A remarkable breakthrough in the seemingly eternal quest for an airliner that could fly a commercially viable payload non-stop between Sydney or Melbourne and London was reported by Reuters this week, but hardly caused a ripple!
The World of news stories was of course, distracted out of its collective mind by other non-air transport developments.
The Reuters report does however merit very close attention. It has as it indicates caused more than a little excitement in Qantas, which has lusted after such an airliner since before 1989, when it flew a non-viable payload nonstop from London to Sydney in its very first Boeing 747-400.
The nitty gritty of the report is that Airbus says its forthcoming A350-900 ULR or Ultra Long Range twin engine widebody will be capable fairly soon of flying from Australia’s two major cities non-stop to London (which is much harder than from London).
However, the -900 sized A350, which is already flying despite being hostage to incompetent seat manufacturers, and over less epic distances, isn’t as big in plausible ULR capacity as Qantas wants. Nor is the Boeing 777-8, which will be its natural competitor, as it too seems to incorporate the potential for such missions.
Qantas wants the jet in a multi-class 300 passenger format, which given the pressure on available airport slots at both ends of the routes in question is not unreasonable.
But neither Airbus nor Boeing are betraying more than a flicker of polite and ephemeral interest in what Qantas actually wants to do on those routes, or even with non-stops to New York, because they amount to almost nothing when it comes to the overall demand for medium to large long distance jets which don’t need to fly to such extreme lengths.
If you want to kill the economic attractions of a new technology Airbus or Boeing wide-body to 99.9 percent of the market, you burden it with an airframe and other features that all but 0.1 percent of the market would find useless.
In this respect the Airbus plans for the A350 in coming, and potential, ULR formats are more than intriguing. Its shtick is that from 2019 all A350-900s will have the inbuilt potential to be upgraded into A350-900 URLs, thus solving the problem of producing a version of the jet almost nobody wants.
But by then it will also, seat makers permitting, be delivering to clamoring customers the second and larger version of the A350, the -1000, which is closer to, but not close enough to, the size Qantas actually wants for non-stop ultra long range flights, working on the assumption that this larger A350 will also get the ULR treatment fairly soon.
This doesn’t change the impetus of ULR development. It is clear that Qantas will get what it wants from one or both jet makers, provided the world hasn’t gone mad, and the demand for such flights stubbornly refuses to eventuate.
There are some operational issues to overcome in such long duration non-stop flights.
They will require the sacrifice of much more space that might otherwise have been used for passengers for additional pilots, and additional cabin crew. These professionals can’t safely carry out their duties without very careful management of rest periods, and what worked for Singapore Airlines non-stops of sometimes 19 hours duration to and from Newark in A340-500s won’t work for a flight that could readily take every minute as long as current one-stop flights between SE Australia and London via Dubai or Abu Dhabi or Doha.

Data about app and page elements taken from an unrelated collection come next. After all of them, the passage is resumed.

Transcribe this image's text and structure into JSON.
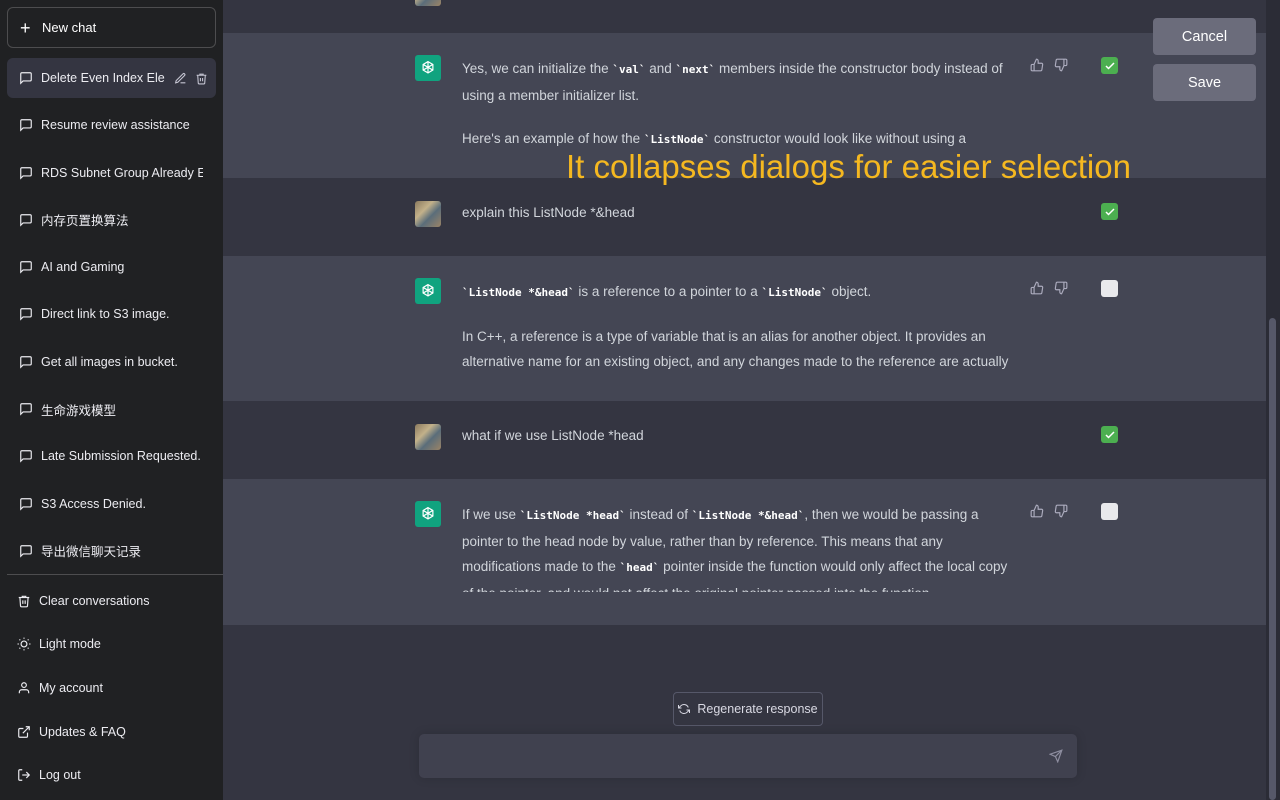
{
  "sidebar": {
    "new_chat": "New chat",
    "conversations": [
      "Delete Even Index Elements",
      "Resume review assistance",
      "RDS Subnet Group Already Exists",
      "内存页置换算法",
      "AI and Gaming",
      "Direct link to S3 image.",
      "Get all images in bucket.",
      "生命游戏模型",
      "Late Submission Requested.",
      "S3 Access Denied.",
      "导出微信聊天记录"
    ],
    "bottom": [
      {
        "label": "Clear conversations",
        "icon": "trash-icon"
      },
      {
        "label": "Light mode",
        "icon": "sun-icon"
      },
      {
        "label": "My account",
        "icon": "user-icon"
      },
      {
        "label": "Updates & FAQ",
        "icon": "external-link-icon"
      },
      {
        "label": "Log out",
        "icon": "logout-icon"
      }
    ]
  },
  "messages": [
    {
      "role": "assistant",
      "checked": true,
      "p1_a": "Yes, we can initialize the ",
      "p1_c1": "`val`",
      "p1_b": " and ",
      "p1_c2": "`next`",
      "p1_d": " members inside the constructor body instead of using a member initializer list.",
      "p2_a": "Here's an example of how the ",
      "p2_c1": "`ListNode`",
      "p2_b": " constructor would look like without using a"
    },
    {
      "role": "user",
      "checked": true,
      "text": "explain this ListNode *&head"
    },
    {
      "role": "assistant",
      "checked": false,
      "p1_c1": "`ListNode *&head`",
      "p1_a": " is a reference to a pointer to a ",
      "p1_c2": "`ListNode`",
      "p1_b": " object.",
      "p2": "In C++, a reference is a type of variable that is an alias for another object. It provides an alternative name for an existing object, and any changes made to the reference are actually"
    },
    {
      "role": "user",
      "checked": true,
      "text": "what if we use ListNode *head"
    },
    {
      "role": "assistant",
      "checked": false,
      "a": "If we use ",
      "c1": "`ListNode *head`",
      "b": " instead of ",
      "c2": "`ListNode *&head`",
      "c": ", then we would be passing a pointer to the head node by value, rather than by reference. This means that any modifications made to the ",
      "c3": "`head`",
      "d": " pointer inside the function would only affect the local copy of the pointer, and would not affect the original pointer passed into the function."
    }
  ],
  "overlay": "It collapses dialogs for easier selection",
  "buttons": {
    "cancel": "Cancel",
    "save": "Save",
    "regenerate": "Regenerate response"
  },
  "colors": {
    "accent_gpt": "#10a37f",
    "checkbox_checked": "#4caf50",
    "overlay": "#f5b820"
  }
}
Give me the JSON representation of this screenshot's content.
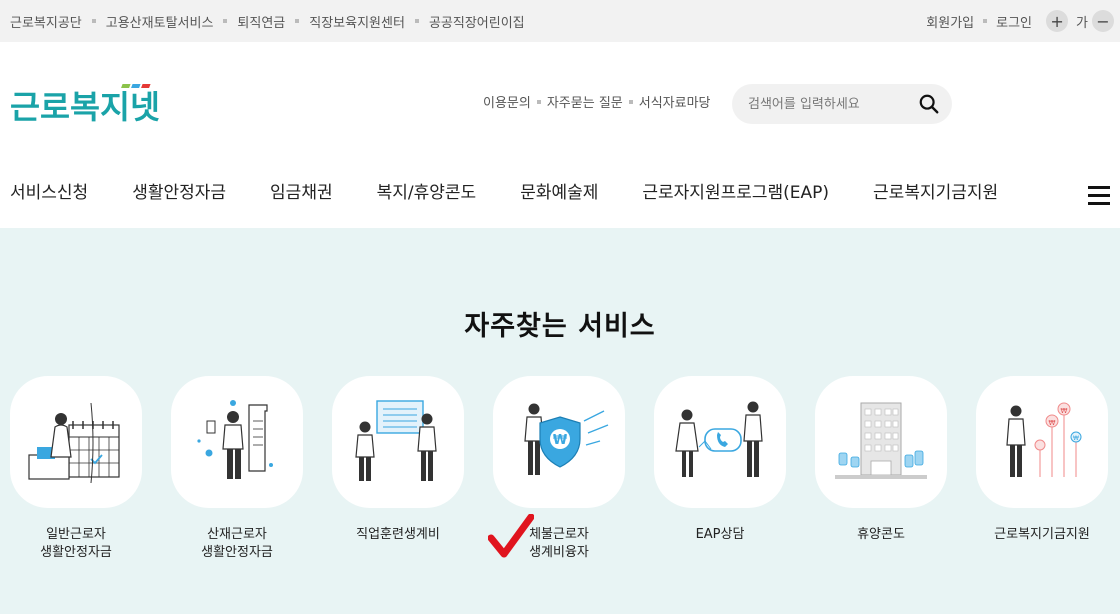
{
  "topbar": {
    "links": [
      "근로복지공단",
      "고용산재토탈서비스",
      "퇴직연금",
      "직장보육지원센터",
      "공공직장어린이집"
    ],
    "join": "회원가입",
    "login": "로그인",
    "font_plus": "+",
    "font_label": "가",
    "font_minus": "−"
  },
  "header": {
    "logo_text": "근로복지넷",
    "subnav": [
      "이용문의",
      "자주묻는 질문",
      "서식자료마당"
    ],
    "search_placeholder": "검색어를 입력하세요"
  },
  "nav": [
    "서비스신청",
    "생활안정자금",
    "임금채권",
    "복지/휴양콘도",
    "문화예술제",
    "근로자지원프로그램(EAP)",
    "근로복지기금지원"
  ],
  "frequent": {
    "title": "자주찾는 서비스",
    "services": [
      {
        "line1": "일반근로자",
        "line2": "생활안정자금"
      },
      {
        "line1": "산재근로자",
        "line2": "생활안정자금"
      },
      {
        "line1": "직업훈련생계비",
        "line2": ""
      },
      {
        "line1": "체불근로자",
        "line2": "생계비융자"
      },
      {
        "line1": "EAP상담",
        "line2": ""
      },
      {
        "line1": "휴양콘도",
        "line2": ""
      },
      {
        "line1": "근로복지기금지원",
        "line2": ""
      }
    ]
  },
  "colors": {
    "teal": "#1aa3a8",
    "accent_red": "#e0141e",
    "bg_mint": "#e8f4f4",
    "icon_blue": "#3aa7e0"
  }
}
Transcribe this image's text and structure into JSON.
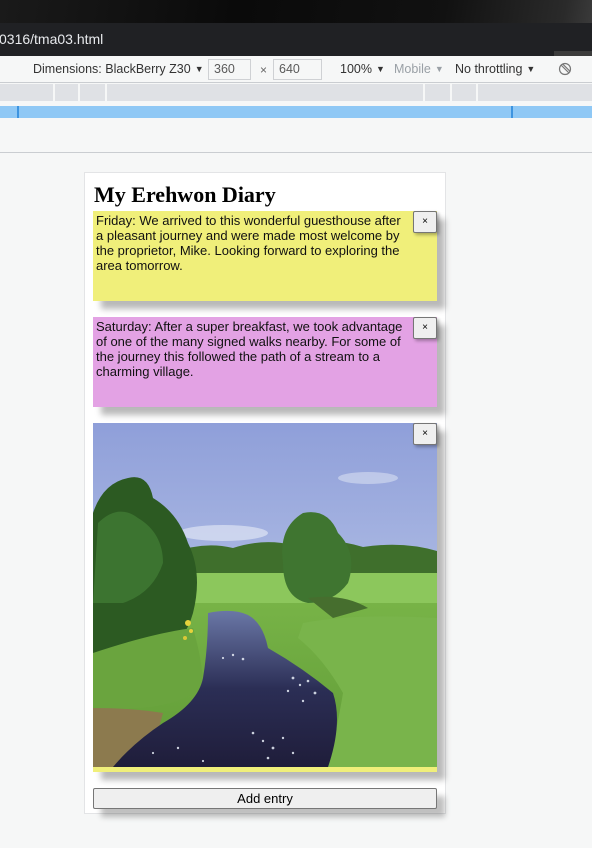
{
  "browser": {
    "url": "0316/tma03.html"
  },
  "device_toolbar": {
    "dimensions_label": "Dimensions: BlackBerry Z30",
    "width_value": "360",
    "times_symbol": "×",
    "height_value": "640",
    "zoom_label": "100%",
    "mobile_label": "Mobile",
    "throttling_label": "No throttling",
    "dropdown_arrow": "▼"
  },
  "page": {
    "title": "My Erehwon Diary",
    "entries": [
      {
        "type": "text",
        "text": "Friday: We arrived to this wonderful guesthouse after a pleasant journey and were made most welcome by the proprietor, Mike. Looking forward to exploring the area tomorrow.",
        "color": "#f0ef7a",
        "close_label": "×"
      },
      {
        "type": "text",
        "text": "Saturday: After a super breakfast, we took advantage of one of the many signed walks nearby. For some of the journey this followed the path of a stream to a charming village.",
        "color": "#e3a2e4",
        "close_label": "×"
      },
      {
        "type": "image",
        "image_description": "A stream winding through green meadows with trees under a blue sky",
        "color": "#f0ef7a",
        "close_label": "×"
      }
    ],
    "add_entry_label": "Add entry"
  }
}
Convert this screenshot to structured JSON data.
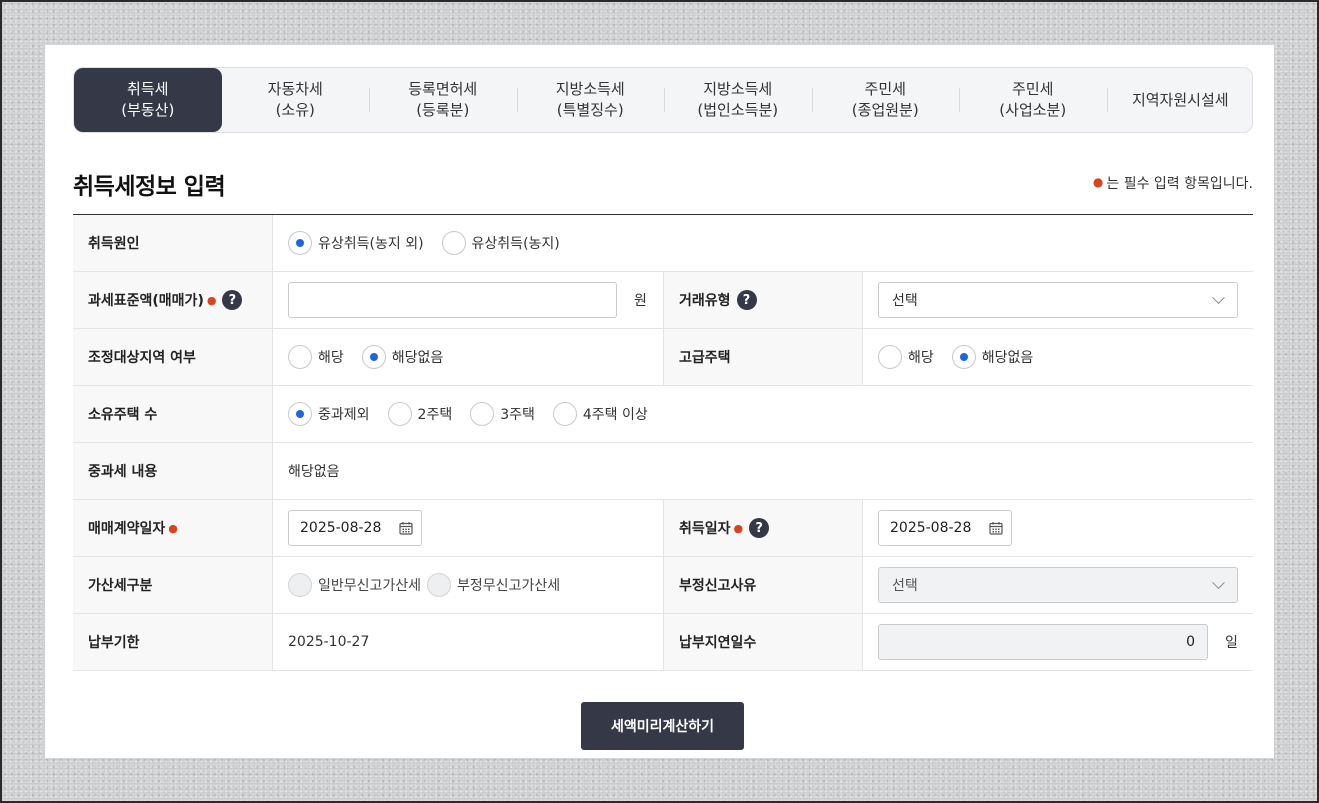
{
  "tabs": [
    {
      "label": "취득세\n(부동산)",
      "active": true
    },
    {
      "label": "자동차세\n(소유)"
    },
    {
      "label": "등록면허세\n(등록분)"
    },
    {
      "label": "지방소득세\n(특별징수)"
    },
    {
      "label": "지방소득세\n(법인소득분)"
    },
    {
      "label": "주민세\n(종업원분)"
    },
    {
      "label": "주민세\n(사업소분)"
    },
    {
      "label": "지역자원시설세"
    }
  ],
  "heading": {
    "title": "취득세정보 입력",
    "required_note": "는 필수 입력 항목입니다."
  },
  "form": {
    "acq_reason": {
      "label": "취득원인",
      "options": [
        "유상취득(농지 외)",
        "유상취득(농지)"
      ],
      "selected": "유상취득(농지 외)"
    },
    "tax_base": {
      "label": "과세표준액(매매가)",
      "value": "",
      "unit": "원"
    },
    "deal_type": {
      "label": "거래유형",
      "value": "선택"
    },
    "adjust_area": {
      "label": "조정대상지역 여부",
      "options": [
        "해당",
        "해당없음"
      ],
      "selected": "해당없음"
    },
    "luxury_house": {
      "label": "고급주택",
      "options": [
        "해당",
        "해당없음"
      ],
      "selected": "해당없음"
    },
    "house_count": {
      "label": "소유주택 수",
      "options": [
        "중과제외",
        "2주택",
        "3주택",
        "4주택 이상"
      ],
      "selected": "중과제외"
    },
    "heavy_tax": {
      "label": "중과세 내용",
      "value": "해당없음"
    },
    "contract_date": {
      "label": "매매계약일자",
      "value": "2025-08-28"
    },
    "acq_date": {
      "label": "취득일자",
      "value": "2025-08-28"
    },
    "penalty_type": {
      "label": "가산세구분",
      "options": [
        "일반무신고가산세",
        "부정무신고가산세"
      ]
    },
    "fraud_reason": {
      "label": "부정신고사유",
      "value": "선택"
    },
    "due_date": {
      "label": "납부기한",
      "value": "2025-10-27"
    },
    "delay_days": {
      "label": "납부지연일수",
      "value": "0",
      "unit": "일"
    }
  },
  "calc_button": "세액미리계산하기",
  "colors": {
    "accent": "#1a67e0",
    "dark": "#353846",
    "required": "#d9431e"
  }
}
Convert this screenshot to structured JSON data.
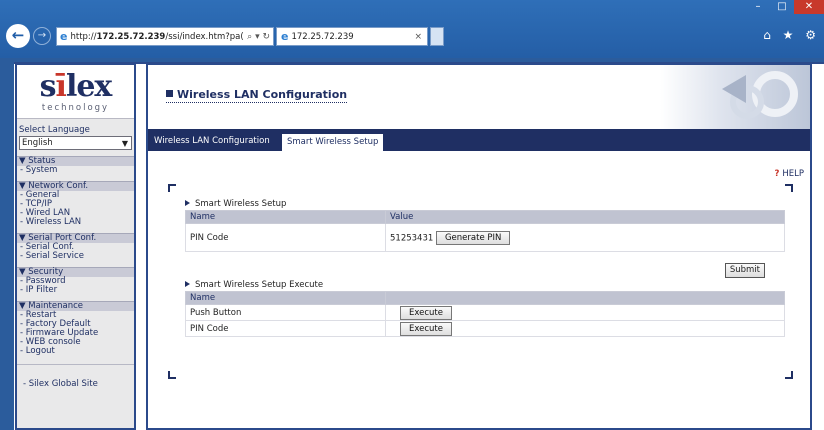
{
  "browser": {
    "url_prefix": "http://",
    "url_host": "172.25.72.239",
    "url_path": "/ssi/index.htm?pa(",
    "address_tools": "⌕ ▾ ↻",
    "tab_title": "172.25.72.239",
    "tab_close": "×",
    "window": {
      "minimize": "–",
      "maximize": "□",
      "close": "✕"
    },
    "toolbar_icons": "⌂ ★ ⚙"
  },
  "sidebar": {
    "logo": {
      "main_prefix": "s",
      "main_dot": "ī",
      "main_rest": "lex",
      "sub": "technology"
    },
    "language_label": "Select Language",
    "language_value": "English",
    "groups": [
      {
        "title": "▼ Status",
        "items": [
          "- System"
        ]
      },
      {
        "title": "▼ Network Conf.",
        "items": [
          "- General",
          "- TCP/IP",
          "- Wired LAN",
          "- Wireless LAN"
        ]
      },
      {
        "title": "▼ Serial Port Conf.",
        "items": [
          "- Serial Conf.",
          "- Serial Service"
        ]
      },
      {
        "title": "▼ Security",
        "items": [
          "- Password",
          "- IP Filter"
        ]
      },
      {
        "title": "▼ Maintenance",
        "items": [
          "- Restart",
          "- Factory Default",
          "- Firmware Update",
          "- WEB console",
          "- Logout"
        ]
      }
    ],
    "global_site": "- Silex Global Site"
  },
  "header": {
    "title": "Wireless LAN Configuration"
  },
  "tabs": [
    {
      "label": "Wireless LAN Configuration"
    },
    {
      "label": "Smart Wireless Setup"
    }
  ],
  "help_label": "HELP",
  "setup": {
    "title": "Smart Wireless Setup",
    "col_name": "Name",
    "col_value": "Value",
    "pin_label": "PIN Code",
    "pin_value": "51253431",
    "generate_label": "Generate PIN"
  },
  "submit_label": "Submit",
  "execute_section": {
    "title": "Smart Wireless Setup Execute",
    "col_name": "Name",
    "rows": [
      {
        "name": "Push Button",
        "button": "Execute"
      },
      {
        "name": "PIN Code",
        "button": "Execute"
      }
    ]
  }
}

The idea that such flights could be done three hours faster than one-stop flights today is unfortunately unrealistic. The flights will begin at lower speeds and initial altitudes than those that go non-stop from Sydney to Dallas or Dubai today, and their flight corridor planning will be intensively based on finding the most favorable higher altitude winds, and the least costly over flight navigation charges.
It can be very costly for airlines to use the air space over certain countries, if by flying a little less directly, they will encounter lower navigation charges. Flight planning divisions may need to change the routes selected for specific flights more than once in the 24 hours prior to departure.
The interior of the jets used will also have to be notably more generous in providing toilets than some of the highly questionable cabin formats being seen or proposed on some lesser distance routes today.
These inconvenient truths will tax the attention span of those airlines that seem to regard the normal functioning of the human body in confined spaces as something that can be degraded for the sake of improved cost metrics.
Unless Qantas changes its ways, that flying kangaroo logo may need to be adjusted to one with tightly crossed legs.